In 2011, a group of investors led by Marty Davis purchased Sun Country Airlines. Under this new ownership, efforts were made to stabilize the airline’s financial situation. Despite these challenges, Sun Country continued to serve leisure destinations and evolve its business model.
One of the most significant turning points in Sun Country’s history occurred in 2017 when the airline was acquired by Apollo Global Management. Under this ownership, the airline underwent a significant transformation. It shifted its focus towards becoming an ultra-low-cost carrier (ULCC).
As a ULCC, Sun Country aimed to compete with other low-cost carriers like Spirit and Frontier Airlines. This strategy emphasized low fares and unbundled services, giving passengers the option to pay for only the services they desired. This shift was indicative of the evolving dynamics of the U.S. airline industry, which was becoming more competitive in terms of pricing and service offerings.
In 2023, Sun Country won the award for best North American low cost carrier, from the prestigious World Airlines Award event hosted by Skytrax, outpacing Southwest, WestJet, and others.(read about it HERE).
Sun Country is a rapidly expanding airline. With 50+ passenger B737NGs already in their fleet, they are looking to add. In late 2023, they will begin receiving wet leased B737-900ERs from Omni International, to keep up with demand. They are in “active discussion” with both Airbus and Boeing, presumably to order the MAX or A321neo. I, for one, think its extremly likely that they go the Boeing route, in the name of fleet consistency.
Their route network already stretches across North and Central America, as well as the Carribean. It’s possible some day that they decide to traverse the Atlantic.
Sun Country Airlines Route Map
Sun Country’s recent history has been a story of success. In the past 6 months, they have added services to Branson, Missouri, Bemidji, Minnesota, Williston, North Dakota, and Saint Maarten. They are actively trying to secure more EAS routes in the Midwest, as many of Skywest’s contracts are soon expiring.
All signs point forward for the Minneapolis based airline.
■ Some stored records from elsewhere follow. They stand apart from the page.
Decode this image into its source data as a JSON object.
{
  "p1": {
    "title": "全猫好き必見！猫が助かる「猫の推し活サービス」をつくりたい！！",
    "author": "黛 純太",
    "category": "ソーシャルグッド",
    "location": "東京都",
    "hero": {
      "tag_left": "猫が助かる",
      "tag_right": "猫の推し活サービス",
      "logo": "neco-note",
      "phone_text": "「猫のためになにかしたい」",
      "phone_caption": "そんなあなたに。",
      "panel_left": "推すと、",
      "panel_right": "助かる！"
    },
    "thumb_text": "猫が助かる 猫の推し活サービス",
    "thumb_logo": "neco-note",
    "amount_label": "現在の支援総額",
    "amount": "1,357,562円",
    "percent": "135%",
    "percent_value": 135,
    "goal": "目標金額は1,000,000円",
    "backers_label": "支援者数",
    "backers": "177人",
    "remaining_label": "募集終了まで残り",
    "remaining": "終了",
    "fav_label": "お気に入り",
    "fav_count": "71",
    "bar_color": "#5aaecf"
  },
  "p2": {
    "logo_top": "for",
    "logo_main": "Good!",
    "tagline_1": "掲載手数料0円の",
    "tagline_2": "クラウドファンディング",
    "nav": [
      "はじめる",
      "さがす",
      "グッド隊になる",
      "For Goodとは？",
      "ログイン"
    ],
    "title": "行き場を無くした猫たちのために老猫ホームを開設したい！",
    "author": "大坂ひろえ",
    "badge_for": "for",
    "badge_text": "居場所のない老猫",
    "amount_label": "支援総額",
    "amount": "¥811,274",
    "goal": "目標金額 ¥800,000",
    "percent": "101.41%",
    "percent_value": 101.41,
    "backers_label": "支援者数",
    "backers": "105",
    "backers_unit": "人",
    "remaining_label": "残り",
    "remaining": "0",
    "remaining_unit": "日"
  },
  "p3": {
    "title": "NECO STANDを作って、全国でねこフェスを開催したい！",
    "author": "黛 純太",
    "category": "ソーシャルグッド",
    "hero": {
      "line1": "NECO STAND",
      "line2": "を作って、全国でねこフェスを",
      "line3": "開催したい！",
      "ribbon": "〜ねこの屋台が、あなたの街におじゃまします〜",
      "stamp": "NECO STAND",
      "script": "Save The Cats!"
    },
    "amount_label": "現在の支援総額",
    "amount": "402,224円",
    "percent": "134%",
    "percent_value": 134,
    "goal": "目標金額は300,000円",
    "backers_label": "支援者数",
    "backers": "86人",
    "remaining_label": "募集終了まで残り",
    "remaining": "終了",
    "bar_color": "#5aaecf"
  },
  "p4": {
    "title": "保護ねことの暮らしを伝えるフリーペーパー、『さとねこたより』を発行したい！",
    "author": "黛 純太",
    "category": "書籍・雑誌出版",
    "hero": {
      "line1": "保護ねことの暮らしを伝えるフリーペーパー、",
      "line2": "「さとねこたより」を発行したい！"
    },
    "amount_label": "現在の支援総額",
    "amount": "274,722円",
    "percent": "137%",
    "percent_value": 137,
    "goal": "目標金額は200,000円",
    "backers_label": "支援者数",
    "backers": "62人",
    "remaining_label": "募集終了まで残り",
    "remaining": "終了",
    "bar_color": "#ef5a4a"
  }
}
Not only are their passenger services booming, but their rapidly growing fleet of cargo 737-800s, operated on behalf of Prime Air. I’m excited to see where this airline goes next!